As I look around my small UCD student residence—a different room in a different building, after moving at the official end of the semester to summer housing—I’m struck by the fact that this year, no matter how momentous it has been, how difficult, challenging, frustrating and remarkably inspiring, can be reduced to the same few objects that have defined the rest of my life: books.
On the bottom shelf of the tiny, built-in bookcase, is a stack of books that I bought for school this year: primary texts, “literature,” that I have read and marked up the way I have always done. This stack contains the rejects, the unfortunate ones that I have decided, despite my fondness (or, more often, because of genuine dislike) will likely never be read again—not in the immediate future. These are the unfortunate ones that will remain in Ireland while I make the journey home next week.

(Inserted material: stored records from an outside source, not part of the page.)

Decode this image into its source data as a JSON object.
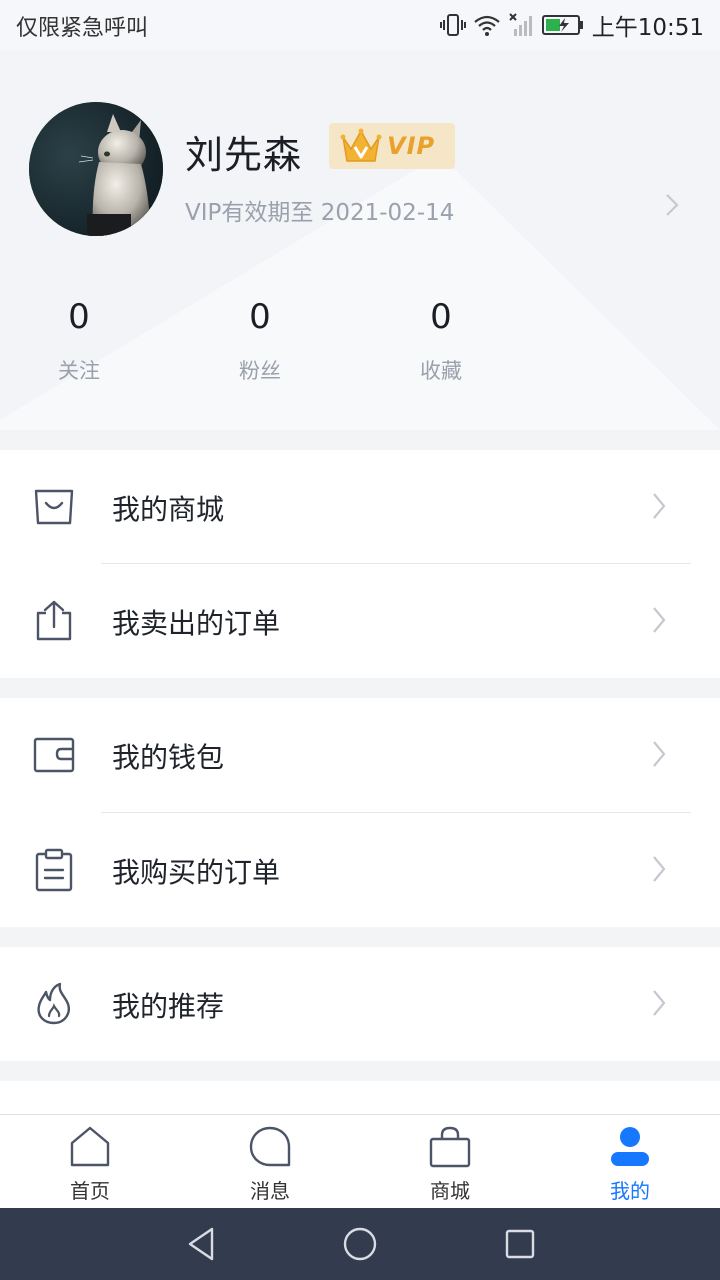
{
  "status_bar": {
    "carrier_text": "仅限紧急呼叫",
    "time": "上午10:51",
    "icons": [
      "vibrate-icon",
      "wifi-icon",
      "no-signal-icon",
      "battery-charging-icon"
    ]
  },
  "profile": {
    "username": "刘先森",
    "vip_label": "VIP",
    "vip_expiry": "VIP有效期至 2021-02-14",
    "stats": [
      {
        "count": "0",
        "label": "关注"
      },
      {
        "count": "0",
        "label": "粉丝"
      },
      {
        "count": "0",
        "label": "收藏"
      }
    ]
  },
  "menu_sections": [
    [
      {
        "label": "我的商城",
        "icon": "bag-icon"
      },
      {
        "label": "我卖出的订单",
        "icon": "share-icon"
      }
    ],
    [
      {
        "label": "我的钱包",
        "icon": "wallet-icon"
      },
      {
        "label": "我购买的订单",
        "icon": "clipboard-icon"
      }
    ],
    [
      {
        "label": "我的推荐",
        "icon": "flame-icon"
      }
    ]
  ],
  "tab_bar": {
    "tabs": [
      {
        "label": "首页",
        "icon": "home-icon"
      },
      {
        "label": "消息",
        "icon": "message-icon"
      },
      {
        "label": "商城",
        "icon": "shopping-bag-icon"
      },
      {
        "label": "我的",
        "icon": "user-icon",
        "active": true
      }
    ]
  },
  "colors": {
    "accent": "#1677ff",
    "vip_gold": "#e8a12b",
    "vip_badge_bg": "#f6e6c8",
    "nav_bar_bg": "#333c4f"
  }
}
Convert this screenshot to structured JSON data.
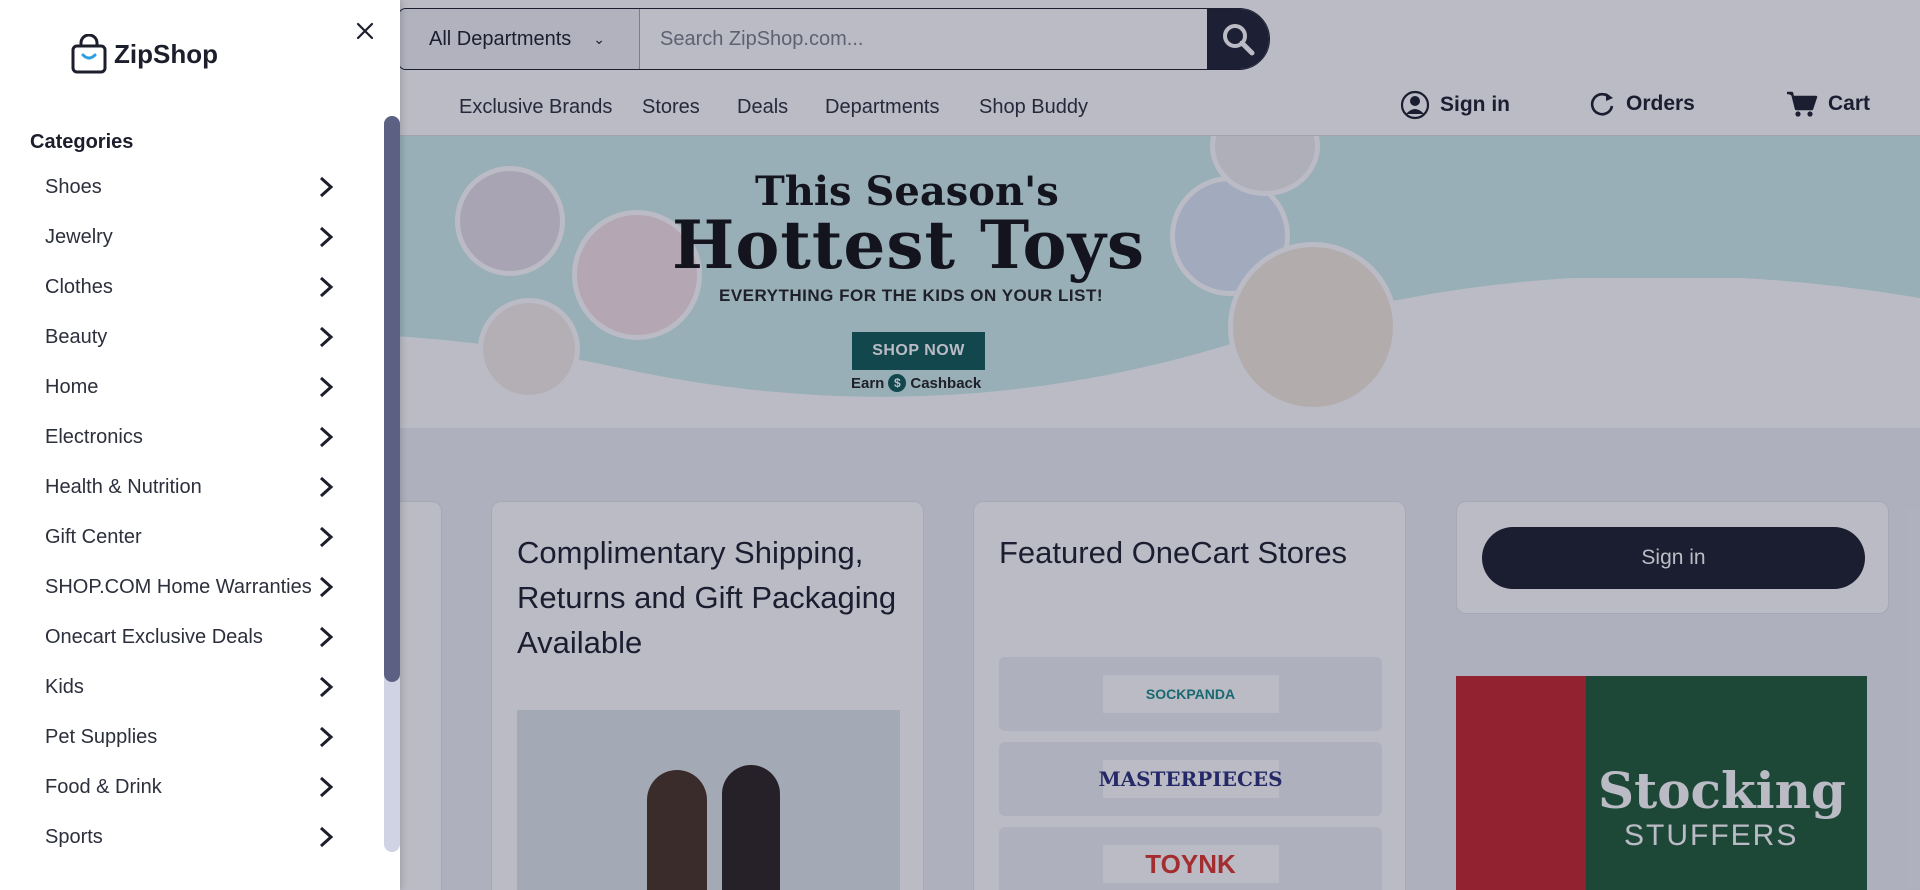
{
  "header": {
    "department_select": "All Departments",
    "search_placeholder": "Search ZipShop.com..."
  },
  "nav": {
    "links": [
      "Exclusive Brands",
      "Stores",
      "Deals",
      "Departments",
      "Shop Buddy"
    ],
    "sign_in": "Sign in",
    "orders": "Orders",
    "cart": "Cart"
  },
  "hero": {
    "title_line1": "This Season's",
    "title_line2": "Hottest Toys",
    "subtitle": "EVERYTHING FOR THE KIDS ON YOUR LIST!",
    "button": "SHOP NOW",
    "earn": "Earn",
    "cashback": "Cashback"
  },
  "cards": {
    "shipping_title": "Complimentary Shipping, Returns and Gift Packaging Available",
    "featured_title": "Featured OneCart Stores",
    "stores": [
      "SOCKPANDA",
      "MASTERPIECES",
      "TOYNK"
    ],
    "sign_in_button": "Sign in",
    "stocking_line1": "Stocking",
    "stocking_line2": "STUFFERS"
  },
  "drawer": {
    "logo_text": "ZipShop",
    "categories_heading": "Categories",
    "categories": [
      "Shoes",
      "Jewelry",
      "Clothes",
      "Beauty",
      "Home",
      "Electronics",
      "Health & Nutrition",
      "Gift Center",
      "SHOP.COM Home Warranties",
      "Onecart Exclusive Deals",
      "Kids",
      "Pet Supplies",
      "Food & Drink",
      "Sports"
    ]
  },
  "colors": {
    "brand_dark": "#1c1e2c",
    "accent_teal": "#0f5a55",
    "scrollbar_thumb": "#5c6184"
  }
}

For me, books have always been a symbol of time, more reliable than any clock. My childhood and teenage years are reflected in the texts that I read, and so reading them again is like looking into a photo album, my life and the text a complicated memory. My undergraduate years were also filled with stacks of books, marking the progression of a semester, a block of time defined by words I read, often from necessity, and as I became further and further entrenched in the academic ideal, rarely for pleasure. Those books, the rejects that I never would read again, were quickly sold—back to the college bookstore, to young friends taking the same classes the next year, and sometimes (if I wasn’t too lazy to make the effort), sold online for the best price. The best ones were kept, secreted away in my heart and under my bed for another, rainier day.
These books at UCD will not be sold back to the bookstore. But this stack, unlike the other that has already made the 5,000 mile journey to West Virginia in my sister’s extra bag, will not go home, to be part of the library I have been amassing for my entire life. Books in boxes, bags, and storage, waiting for the time when my life will allow me the opportunity to buy a bookshelf—the first I will ever own—and display them; proof of my life and love, a symbol of home and the passage of time.
In this stack of rejected books, there are three copies of James Joyce’s Ulysses, and I am not ashamed of this. I have one copy at home, in my imaginary library—an old, well-worn gilded copy, a gift from a dear friend, with his marks and thoughts carefully inscribed in the margins. That copy is important to me, and so I will keep it; Joyce and his Ulysses, however, I will donate to someone in Ireland who will hopefully find solace or comfort or beautiful intellectual exercise within those pages, a positive association that I have always—and will always, I think—lack with this particular text.
I have enjoyed so many things this year, a few of which have been shared in these blog posts. My final, perhaps most surprising and remarkable, day in Ireland was June 16, the anniversary of Joyce’s Bloomsday, the day of Leopold Bloom’s journey around Dublin in Ulysses. In Dublin and the surrounding villages—especially those mentioned in the book—a celebration of sorts occurs, popular with tourists, and Joyce is read everywhere, by travelers and academics and enthusiasts in period costume. I had planned to spend the day writing my thesis, but a close friend invited me to share the day with her. Our day was infinitely enjoyable, new friends and places to mark a special holiday only a bibliophile—or a Joycean—would enjoy. While I am not the greatest fan of Ulysses, it was fun to see lives–for one day, at least–defined by a book; to see the progression of an author’s thoughts and words inspire and affect more lives than mine, in a visible and joyful celebration.
I leave Ireland in a few days’ time, and I leave behind a stack of books full of pencil marks. I take with me, however, a deep knowledge of a place and its people, a national literature and personal memories of those who celebrate and contribute to it. I take home with me a soul filled with books.